Action item ::
Extract the listing below in full, unchanged.
[[ Supplied records open ]]
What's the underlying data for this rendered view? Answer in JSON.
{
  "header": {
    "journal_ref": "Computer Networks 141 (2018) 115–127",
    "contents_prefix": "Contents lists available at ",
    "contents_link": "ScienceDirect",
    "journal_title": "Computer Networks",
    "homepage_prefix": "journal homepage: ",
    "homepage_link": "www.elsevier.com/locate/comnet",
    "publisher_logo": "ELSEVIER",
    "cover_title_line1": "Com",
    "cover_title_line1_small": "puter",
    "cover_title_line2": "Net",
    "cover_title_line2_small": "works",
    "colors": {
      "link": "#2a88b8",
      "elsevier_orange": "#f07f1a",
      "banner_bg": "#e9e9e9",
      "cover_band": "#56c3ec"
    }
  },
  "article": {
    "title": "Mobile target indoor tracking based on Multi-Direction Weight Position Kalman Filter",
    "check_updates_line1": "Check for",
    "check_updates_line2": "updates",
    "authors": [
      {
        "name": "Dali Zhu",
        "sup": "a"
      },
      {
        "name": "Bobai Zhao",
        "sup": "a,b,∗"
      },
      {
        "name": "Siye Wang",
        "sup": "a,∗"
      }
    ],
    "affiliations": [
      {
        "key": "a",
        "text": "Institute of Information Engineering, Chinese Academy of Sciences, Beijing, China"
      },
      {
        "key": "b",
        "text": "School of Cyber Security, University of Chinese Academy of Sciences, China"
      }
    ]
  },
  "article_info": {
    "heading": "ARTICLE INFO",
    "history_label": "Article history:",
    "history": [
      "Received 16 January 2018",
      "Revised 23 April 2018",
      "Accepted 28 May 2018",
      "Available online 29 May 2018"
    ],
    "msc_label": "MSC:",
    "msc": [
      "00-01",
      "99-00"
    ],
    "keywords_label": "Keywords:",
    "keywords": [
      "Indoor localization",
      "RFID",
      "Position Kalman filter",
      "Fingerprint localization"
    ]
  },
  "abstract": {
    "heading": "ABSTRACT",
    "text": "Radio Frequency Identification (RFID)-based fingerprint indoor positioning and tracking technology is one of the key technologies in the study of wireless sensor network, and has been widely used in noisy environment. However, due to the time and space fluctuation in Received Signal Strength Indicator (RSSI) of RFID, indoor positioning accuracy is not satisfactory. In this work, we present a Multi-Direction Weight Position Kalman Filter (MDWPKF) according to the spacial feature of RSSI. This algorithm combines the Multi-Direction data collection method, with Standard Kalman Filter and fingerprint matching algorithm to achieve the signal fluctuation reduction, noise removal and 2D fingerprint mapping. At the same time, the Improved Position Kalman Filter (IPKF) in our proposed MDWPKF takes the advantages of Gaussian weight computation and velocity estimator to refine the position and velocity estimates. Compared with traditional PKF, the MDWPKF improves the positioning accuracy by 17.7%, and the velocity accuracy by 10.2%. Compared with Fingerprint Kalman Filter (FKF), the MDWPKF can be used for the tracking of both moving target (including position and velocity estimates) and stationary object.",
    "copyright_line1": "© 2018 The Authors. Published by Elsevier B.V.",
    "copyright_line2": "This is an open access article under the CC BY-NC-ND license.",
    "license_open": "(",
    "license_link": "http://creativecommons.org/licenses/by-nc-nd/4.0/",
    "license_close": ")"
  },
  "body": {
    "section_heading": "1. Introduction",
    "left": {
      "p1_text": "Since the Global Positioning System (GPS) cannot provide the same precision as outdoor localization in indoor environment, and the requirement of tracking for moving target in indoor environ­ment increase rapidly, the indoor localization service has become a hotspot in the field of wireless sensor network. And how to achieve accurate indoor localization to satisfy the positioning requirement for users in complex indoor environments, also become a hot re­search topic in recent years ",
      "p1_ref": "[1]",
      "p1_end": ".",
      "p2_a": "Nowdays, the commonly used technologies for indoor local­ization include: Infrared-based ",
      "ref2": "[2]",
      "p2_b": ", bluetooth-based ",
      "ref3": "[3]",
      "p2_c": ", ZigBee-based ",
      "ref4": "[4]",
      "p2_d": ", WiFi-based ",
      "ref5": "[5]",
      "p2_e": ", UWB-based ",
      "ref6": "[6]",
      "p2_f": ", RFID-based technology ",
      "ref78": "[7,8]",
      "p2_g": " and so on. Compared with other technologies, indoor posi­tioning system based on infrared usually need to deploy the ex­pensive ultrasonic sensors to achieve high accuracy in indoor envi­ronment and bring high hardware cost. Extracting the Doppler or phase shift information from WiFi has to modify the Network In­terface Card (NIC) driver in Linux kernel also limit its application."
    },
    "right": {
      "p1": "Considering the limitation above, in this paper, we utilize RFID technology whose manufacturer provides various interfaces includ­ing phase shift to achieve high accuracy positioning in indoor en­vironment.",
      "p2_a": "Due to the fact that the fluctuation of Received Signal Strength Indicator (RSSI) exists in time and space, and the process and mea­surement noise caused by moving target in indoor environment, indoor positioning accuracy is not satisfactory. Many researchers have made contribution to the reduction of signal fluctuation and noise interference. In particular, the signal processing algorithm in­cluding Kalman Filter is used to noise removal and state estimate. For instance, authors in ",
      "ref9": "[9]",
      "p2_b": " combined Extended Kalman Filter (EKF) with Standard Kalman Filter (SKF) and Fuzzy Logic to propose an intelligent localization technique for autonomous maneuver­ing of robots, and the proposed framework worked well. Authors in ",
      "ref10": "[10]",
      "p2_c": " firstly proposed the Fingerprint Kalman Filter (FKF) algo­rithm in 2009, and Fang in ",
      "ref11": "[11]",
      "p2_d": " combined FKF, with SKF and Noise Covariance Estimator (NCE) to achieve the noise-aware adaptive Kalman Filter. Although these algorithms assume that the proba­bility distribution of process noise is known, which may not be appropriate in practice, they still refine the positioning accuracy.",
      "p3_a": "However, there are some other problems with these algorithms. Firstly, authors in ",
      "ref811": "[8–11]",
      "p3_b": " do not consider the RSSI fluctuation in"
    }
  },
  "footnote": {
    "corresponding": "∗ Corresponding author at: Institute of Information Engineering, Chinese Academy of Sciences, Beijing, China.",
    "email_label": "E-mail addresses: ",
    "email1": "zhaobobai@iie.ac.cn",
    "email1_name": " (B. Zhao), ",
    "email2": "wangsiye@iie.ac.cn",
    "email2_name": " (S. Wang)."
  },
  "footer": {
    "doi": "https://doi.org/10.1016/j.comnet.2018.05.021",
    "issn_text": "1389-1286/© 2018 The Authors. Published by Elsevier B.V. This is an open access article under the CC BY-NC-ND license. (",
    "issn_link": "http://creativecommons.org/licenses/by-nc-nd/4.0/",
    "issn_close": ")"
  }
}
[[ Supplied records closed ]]
Solution ::
What's the underlying data for this rendered view? Answer in JSON.
{
  "header": {
    "journal_ref": "Computer Networks 141 (2018) 115–127",
    "contents_prefix": "Contents lists available at ",
    "contents_link": "ScienceDirect",
    "journal_title": "Computer Networks",
    "homepage_prefix": "journal homepage: ",
    "homepage_link": "www.elsevier.com/locate/comnet",
    "publisher_logo": "ELSEVIER",
    "cover_title_line1": "Com",
    "cover_title_line1_small": "puter",
    "cover_title_line2": "Net",
    "cover_title_line2_small": "works",
    "colors": {
      "link": "#2a88b8",
      "elsevier_orange": "#f07f1a",
      "banner_bg": "#e9e9e9",
      "cover_band": "#56c3ec"
    }
  },
  "article": {
    "title": "Mobile target indoor tracking based on Multi-Direction Weight Position Kalman Filter",
    "check_updates_line1": "Check for",
    "check_updates_line2": "updates",
    "authors": [
      {
        "name": "Dali Zhu",
        "sup": "a"
      },
      {
        "name": "Bobai Zhao",
        "sup": "a,b,∗"
      },
      {
        "name": "Siye Wang",
        "sup": "a,∗"
      }
    ],
    "affiliations": [
      {
        "key": "a",
        "text": "Institute of Information Engineering, Chinese Academy of Sciences, Beijing, China"
      },
      {
        "key": "b",
        "text": "School of Cyber Security, University of Chinese Academy of Sciences, China"
      }
    ]
  },
  "article_info": {
    "heading": "ARTICLE INFO",
    "history_label": "Article history:",
    "history": [
      "Received 16 January 2018",
      "Revised 23 April 2018",
      "Accepted 28 May 2018",
      "Available online 29 May 2018"
    ],
    "msc_label": "MSC:",
    "msc": [
      "00-01",
      "99-00"
    ],
    "keywords_label": "Keywords:",
    "keywords": [
      "Indoor localization",
      "RFID",
      "Position Kalman filter",
      "Fingerprint localization"
    ]
  },
  "abstract": {
    "heading": "ABSTRACT",
    "text": "Radio Frequency Identification (RFID)-based fingerprint indoor positioning and tracking technology is one of the key technologies in the study of wireless sensor network, and has been widely used in noisy environment. However, due to the time and space fluctuation in Received Signal Strength Indicator (RSSI) of RFID, indoor positioning accuracy is not satisfactory. In this work, we present a Multi-Direction Weight Position Kalman Filter (MDWPKF) according to the spacial feature of RSSI. This algorithm combines the Multi-Direction data collection method, with Standard Kalman Filter and fingerprint matching algorithm to achieve the signal fluctuation reduction, noise removal and 2D fingerprint mapping. At the same time, the Improved Position Kalman Filter (IPKF) in our proposed MDWPKF takes the advantages of Gaussian weight computation and velocity estimator to refine the position and velocity estimates. Compared with traditional PKF, the MDWPKF improves the positioning accuracy by 17.7%, and the velocity accuracy by 10.2%. Compared with Fingerprint Kalman Filter (FKF), the MDWPKF can be used for the tracking of both moving target (including position and velocity estimates) and stationary object.",
    "copyright_line1": "© 2018 The Authors. Published by Elsevier B.V.",
    "copyright_line2": "This is an open access article under the CC BY-NC-ND license.",
    "license_open": "(",
    "license_link": "http://creativecommons.org/licenses/by-nc-nd/4.0/",
    "license_close": ")"
  },
  "body": {
    "section_heading": "1. Introduction",
    "left": {
      "p1_text": "Since the Global Positioning System (GPS) cannot provide the same precision as outdoor localization in indoor environment, and the requirement of tracking for moving target in indoor environ­ment increase rapidly, the indoor localization service has become a hotspot in the field of wireless sensor network. And how to achieve accurate indoor localization to satisfy the positioning requirement for users in complex indoor environments, also become a hot re­search topic in recent years ",
      "p1_ref": "[1]",
      "p1_end": ".",
      "p2_a": "Nowdays, the commonly used technologies for indoor local­ization include: Infrared-based ",
      "ref2": "[2]",
      "p2_b": ", bluetooth-based ",
      "ref3": "[3]",
      "p2_c": ", ZigBee-based ",
      "ref4": "[4]",
      "p2_d": ", WiFi-based ",
      "ref5": "[5]",
      "p2_e": ", UWB-based ",
      "ref6": "[6]",
      "p2_f": ", RFID-based technology ",
      "ref78": "[7,8]",
      "p2_g": " and so on. Compared with other technologies, indoor posi­tioning system based on infrared usually need to deploy the ex­pensive ultrasonic sensors to achieve high accuracy in indoor envi­ronment and bring high hardware cost. Extracting the Doppler or phase shift information from WiFi has to modify the Network In­terface Card (NIC) driver in Linux kernel also limit its application."
    },
    "right": {
      "p1": "Considering the limitation above, in this paper, we utilize RFID technology whose manufacturer provides various interfaces includ­ing phase shift to achieve high accuracy positioning in indoor en­vironment.",
      "p2_a": "Due to the fact that the fluctuation of Received Signal Strength Indicator (RSSI) exists in time and space, and the process and mea­surement noise caused by moving target in indoor environment, indoor positioning accuracy is not satisfactory. Many researchers have made contribution to the reduction of signal fluctuation and noise interference. In particular, the signal processing algorithm in­cluding Kalman Filter is used to noise removal and state estimate. For instance, authors in ",
      "ref9": "[9]",
      "p2_b": " combined Extended Kalman Filter (EKF) with Standard Kalman Filter (SKF) and Fuzzy Logic to propose an intelligent localization technique for autonomous maneuver­ing of robots, and the proposed framework worked well. Authors in ",
      "ref10": "[10]",
      "p2_c": " firstly proposed the Fingerprint Kalman Filter (FKF) algo­rithm in 2009, and Fang in ",
      "ref11": "[11]",
      "p2_d": " combined FKF, with SKF and Noise Covariance Estimator (NCE) to achieve the noise-aware adaptive Kalman Filter. Although these algorithms assume that the proba­bility distribution of process noise is known, which may not be appropriate in practice, they still refine the positioning accuracy.",
      "p3_a": "However, there are some other problems with these algorithms. Firstly, authors in ",
      "ref811": "[8–11]",
      "p3_b": " do not consider the RSSI fluctuation in"
    }
  },
  "footnote": {
    "corresponding": "∗ Corresponding author at: Institute of Information Engineering, Chinese Academy of Sciences, Beijing, China.",
    "email_label": "E-mail addresses: ",
    "email1": "zhaobobai@iie.ac.cn",
    "email1_name": " (B. Zhao), ",
    "email2": "wangsiye@iie.ac.cn",
    "email2_name": " (S. Wang)."
  },
  "footer": {
    "doi": "https://doi.org/10.1016/j.comnet.2018.05.021",
    "issn_text": "1389-1286/© 2018 The Authors. Published by Elsevier B.V. This is an open access article under the CC BY-NC-ND license. (",
    "issn_link": "http://creativecommons.org/licenses/by-nc-nd/4.0/",
    "issn_close": ")"
  }
}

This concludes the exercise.